Around 1450, there was again a shift from virtual credit to gold and silver. The discovery of the New World(owing to the voyages of Christopher Columbus) and the colonization of the American continents led to  a massive influx of bullion into Europe from the Americas. This return to bullion was accompanied by “vast empires and professional armies, massive predatory warfare,  untrammeled usury and debt peonage, a new burst of scientific and philosophical creativity”. This was the time when a series of plagues and Black Death decimated large cities in Europe, commercial regions were destroyed and whole cities went bankrupt. Real wages fell as the inflation(price revolution) spurred by the inflow of bullion continued to erode the purchasing power and the region was trapped in endemic warfare. This set the stage for the emergence of capitalism. This phase also saw the emergence of the banking system. “The Bank of England was created in 1694 when a consortium of London and Edinburgh merchants offered the King William III a loan to help finance his war against France and in return asked for a monopoly over issuance of banknotes – notes for the money that the king owed them.” In 1690’s there was a severe shortage of silver coins and the wages and prices collapsed. It led to a series of debates on whether the coins should be debased or bullion should be abandoned in favor of pure credit money. The final outcome was that  various forms of credit money emerged alongside bullion but bullion was never abandoned and in 1717, Britain adopted gold standard.

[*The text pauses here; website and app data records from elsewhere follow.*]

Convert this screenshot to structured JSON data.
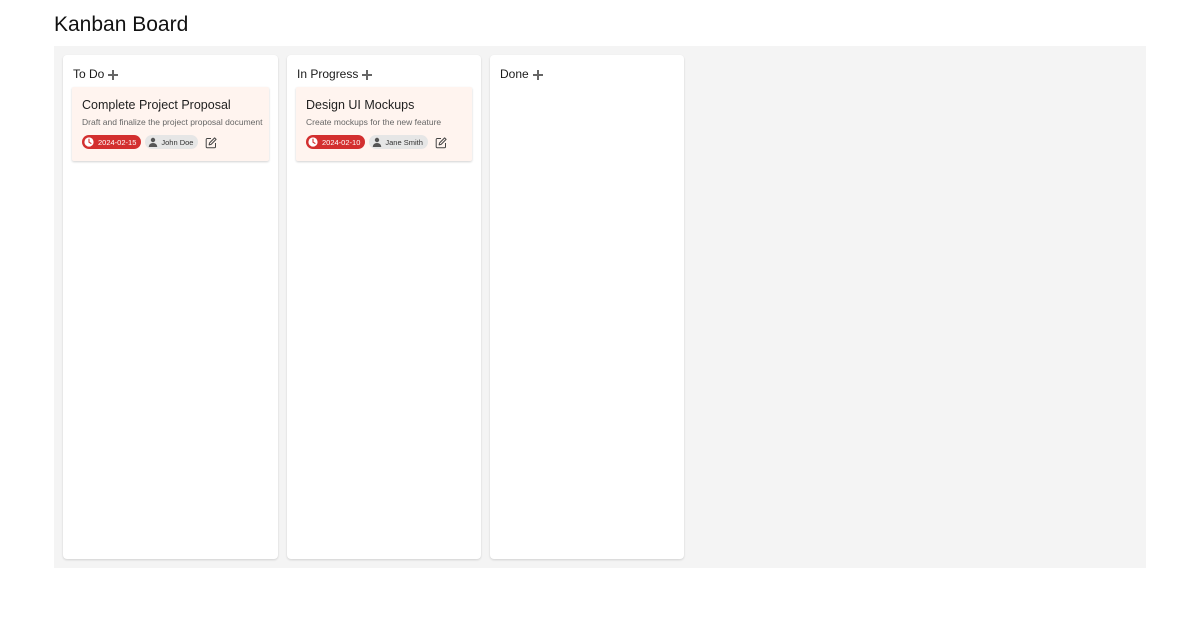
{
  "page": {
    "title": "Kanban Board"
  },
  "columns": [
    {
      "title": "To Do",
      "cards": [
        {
          "title": "Complete Project Proposal",
          "description": "Draft and finalize the project proposal document",
          "due_date": "2024-02-15",
          "assignee": "John Doe"
        }
      ]
    },
    {
      "title": "In Progress",
      "cards": [
        {
          "title": "Design UI Mockups",
          "description": "Create mockups for the new feature",
          "due_date": "2024-02-10",
          "assignee": "Jane Smith"
        }
      ]
    },
    {
      "title": "Done",
      "cards": []
    }
  ],
  "icons": {
    "add": "plus-icon",
    "due": "clock-icon",
    "assignee": "person-icon",
    "edit": "edit-icon"
  },
  "colors": {
    "board_bg": "#f4f4f4",
    "card_bg": "#fff4ef",
    "due_chip": "#d32f2f",
    "assignee_chip": "#e6e6e6"
  }
}
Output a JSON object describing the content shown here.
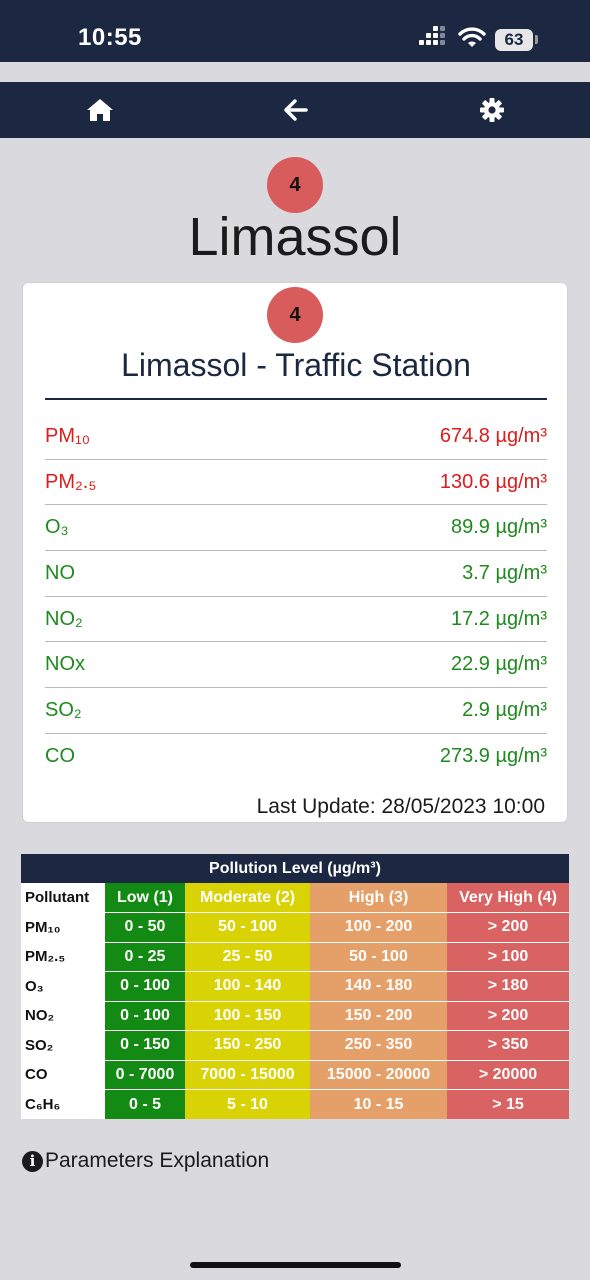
{
  "status_bar": {
    "time": "10:55",
    "battery": "63"
  },
  "nav": {
    "icons": [
      "home-icon",
      "back-arrow-icon",
      "gear-icon"
    ]
  },
  "city": {
    "name": "Limassol",
    "aqi_level": "4"
  },
  "station": {
    "name": "Limassol - Traffic Station",
    "aqi_level": "4",
    "measurements": [
      {
        "pollutant": "PM₁₀",
        "value": "674.8 µg/m³",
        "status": "red"
      },
      {
        "pollutant": "PM₂.₅",
        "value": "130.6 µg/m³",
        "status": "red"
      },
      {
        "pollutant": "O₃",
        "value": "89.9 µg/m³",
        "status": "green"
      },
      {
        "pollutant": "NO",
        "value": "3.7 µg/m³",
        "status": "green"
      },
      {
        "pollutant": "NO₂",
        "value": "17.2 µg/m³",
        "status": "green"
      },
      {
        "pollutant": "NOx",
        "value": "22.9 µg/m³",
        "status": "green"
      },
      {
        "pollutant": "SO₂",
        "value": "2.9 µg/m³",
        "status": "green"
      },
      {
        "pollutant": "CO",
        "value": "273.9 µg/m³",
        "status": "green"
      }
    ],
    "last_update": "Last Update: 28/05/2023 10:00"
  },
  "levels_table": {
    "caption": "Pollution Level (µg/m³)",
    "headers": [
      "Pollutant",
      "Low (1)",
      "Moderate (2)",
      "High (3)",
      "Very High (4)"
    ],
    "rows": [
      {
        "pollutant": "PM₁₀",
        "low": "0 - 50",
        "moderate": "50 - 100",
        "high": "100 - 200",
        "very_high": "> 200"
      },
      {
        "pollutant": "PM₂.₅",
        "low": "0 - 25",
        "moderate": "25 - 50",
        "high": "50 - 100",
        "very_high": "> 100"
      },
      {
        "pollutant": "O₃",
        "low": "0 - 100",
        "moderate": "100 - 140",
        "high": "140 - 180",
        "very_high": "> 180"
      },
      {
        "pollutant": "NO₂",
        "low": "0 - 100",
        "moderate": "100 - 150",
        "high": "150 - 200",
        "very_high": "> 200"
      },
      {
        "pollutant": "SO₂",
        "low": "0 - 150",
        "moderate": "150 - 250",
        "high": "250 - 350",
        "very_high": "> 350"
      },
      {
        "pollutant": "CO",
        "low": "0 - 7000",
        "moderate": "7000 - 15000",
        "high": "15000 - 20000",
        "very_high": "> 20000"
      },
      {
        "pollutant": "C₆H₆",
        "low": "0 - 5",
        "moderate": "5 - 10",
        "high": "10 - 15",
        "very_high": "> 15"
      }
    ],
    "colors": {
      "low": "#138a13",
      "moderate": "#d9d306",
      "high": "#e5a06a",
      "very_high": "#d96262"
    }
  },
  "footer": {
    "params_link": "Parameters Explanation"
  }
}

Gold standard was vulnerable to fluctuations in the quantity of gold and countries kept suspending and adopting gold standard from time to time. For instance, Britain abandoned gold standard after the first world war and returned to it in 1925. It finally came to an end when in 1971, US President Richard Nixon announced that dollar was no longer convertible to gold. Since then, there have been a slew of innovations in the financial sector and various forms of credit money have emerged, marking the return to the phase of virtual credit money.

Graeber claims that modern money is based on government debt and governments borrow money to finance wars. He says that Nixon floated the dollar to pay for the Vietnam war and the debt crisis was a direct result of the massive military expenditure. In this light, Graeber says, US currency is fiat money backed by its military power. He concludes by presenting a paradox : If history holds true then a return to virtual money should mean a movement away from war, empire buildings and slavery but since 1971 what we have seen is the opposite. US debt has primarily been war debt and the credit arrangements are not mediated by interpersonal relations of trust(as was the case when credit systems dominated in history) but by profit seeking corporations. By eliminating all legal restrictions on the interest that these credit companies could charge, this system is actually making usury legal – which is the opposite of what one would expect in a society based on credit arrangements. US debt is monetized by the Fed which prints money to buy treasury bonds and then lends them to other commercial banks. The international organisations like IMF, World Bank, WTO work on the principle that “(unless one is the United States Treasury)one has to pay one’s debt “. Graeber claims that this “debt – imperialism” is not sustainable and the recent financial crisis was a manifestation of the strains that the system is experiencing.

Graeber’s book has garnered much praise in the intellectual sphere and has sparked off discussions on debt and the role of money as a social convention. Some commentators have critiqued  Graeber’s hypothesis including Noah Smith(here) and Brad DeLong(here). I feel that the book provides a fresh perspective on debt, war, slavery, politics and religion and debunks various myths surrounding money. Looking at the evolution of money through an anthropological lens, it touches upon concepts like gift economies, human economies, communism, hierarchy and exchange . While providing a background for the recent financial crisis, it raises many questions on the sustainability on the current system for which we still don’t have any concrete answers.